Jeremy Mynott spent most of his professional career in publishing at Cambridge University Press, working successively as editor, editorial director, managing director and chief executive. Jeremy has explored the variety of human responses to birds in Birdscapes: Birds in Our Imagination and Experience (2009), a book described by reviewers as ‘the finest book ever written about why we watch birds’ (Guardian) and ‘ a wonderful rumination on birds and birders through space and time for anyone interested in our relationship with nature’ (THES). In 2016 he published Knowing your Place, an account of the wildlife in the tiny Suffolk hamlet of Shingle Street; and his most recent book is a cultural history of Birds in the Ancient World: Winged Words (2018). He is an Emeritus Fellow of Wolfson College, Cambridge, a regular reviewer for the TLS and a founder member of New Networks for Nature.
Stuart Newson is a Senior Research Ecologist at the British Trust for Ornithology (BTO), where he is mainly involved in survey design and analyses of data from large national ‘Citizen Science’ surveys. Whilst the core of his work has been on birds, he has a personal interest in bats and acoustic monitoring, and in particular how technology can deliver new opportunities for conservation, and provide new ways to engage with larger audiences. Stuart set up the Norfolk Bat Survey in 2013, a novel citizen science approach for enabling unprecedented large-scale bat recording using static acoustic detectors, an approach which has since been extended to a much larger area of southern Scotland, with plans now to develop this idea more widely.
Ian Newton has enjoyed lifetime interests in both farming and birds.
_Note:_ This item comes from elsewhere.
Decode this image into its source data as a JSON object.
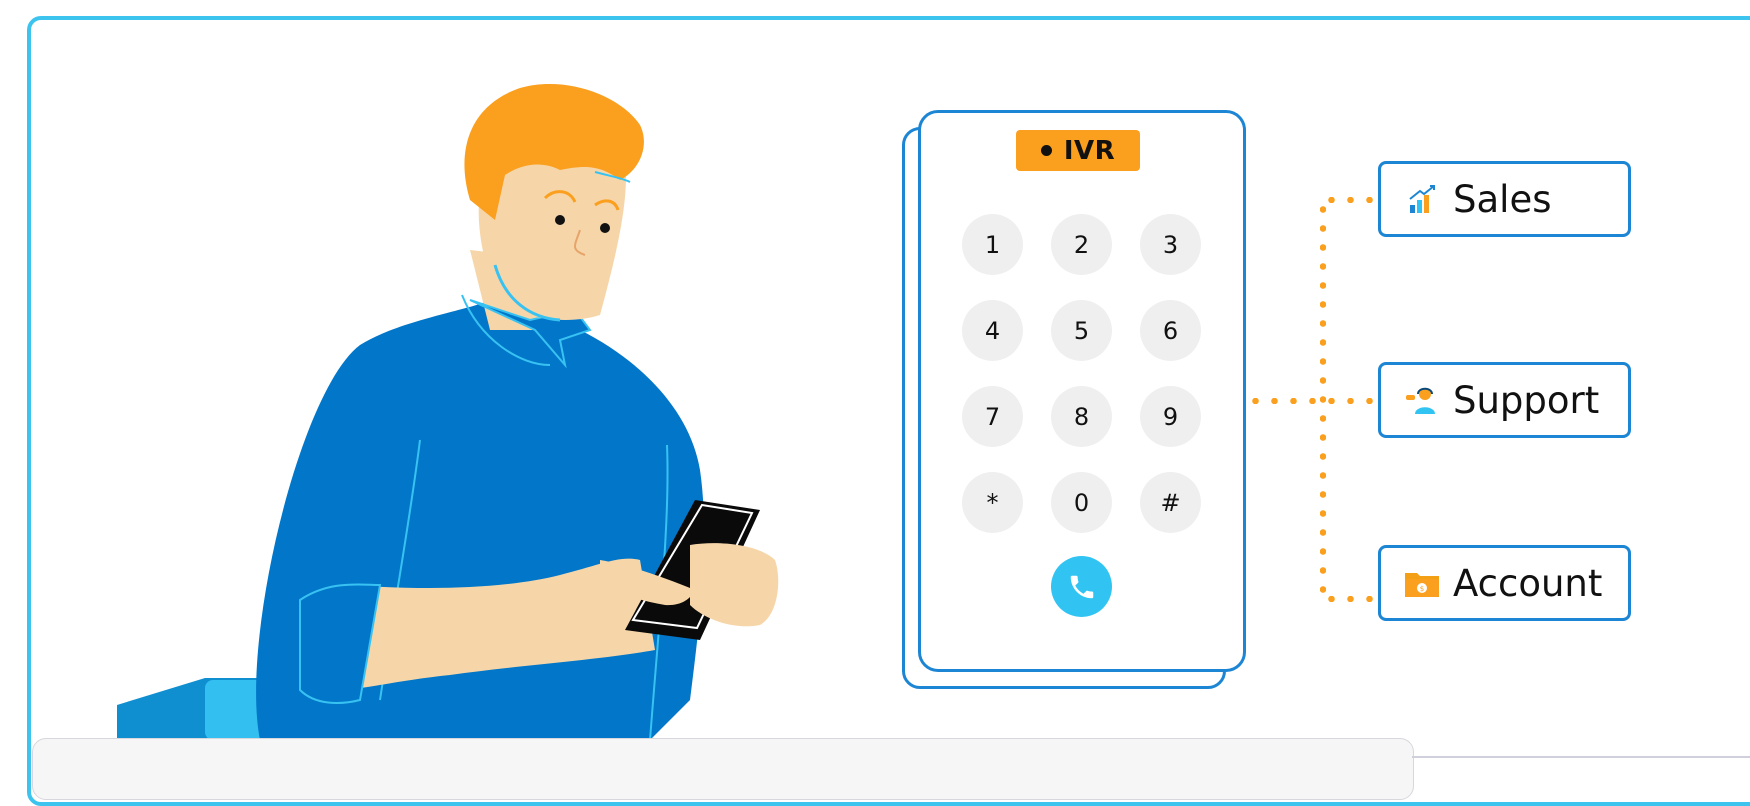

As a child, he spent much of his time on farms, and later in life in his ‘spare time’ he managed a small commercial fruit farm producing apples and pears. Now retired, he worked throughout his career as a population ecologist, having done detailed research on finches, waterfowl and raptors. For many years he was based at Monks Wood Research Station near Huntingdon, in charge of work on pesticide impacts on wildlife. He is a past President of the British Ecological Society and the British Ornithologists’ Union, a past Chairman of the Royal Society for the Protection of Birds and the British Trust for Ornithology. He has authored around 300 papers in the scientific literature, and several books, including Finches, Bird Populations and the recent Farming and Birds, all in the New Naturalist Series.
Derek Niemann has spent 28 years as a volunteer and professional communicator in nature conservation, making up for a lost childhood in which he was “an enthusiastic, untutored and inept naturalist”. In November 2014 he leaves the RSPB to become a freelance writer and editor, after spending 16 years as editor of the RSPB’s youth magazines. He has been a fortnightly Country Diarist for the Guardian since 2005 and is also a regular contributor to BBC Wildlife. He has written a number of wildlife books for children, as well as Birds in a Cage, the true story of POW birdwatchers. Derek lives in a county that its own council used to undersell spectacularly on road signs that proclaimed: “Welcome to Bedfordshire – central to the Oxford–Cambridge Arc”.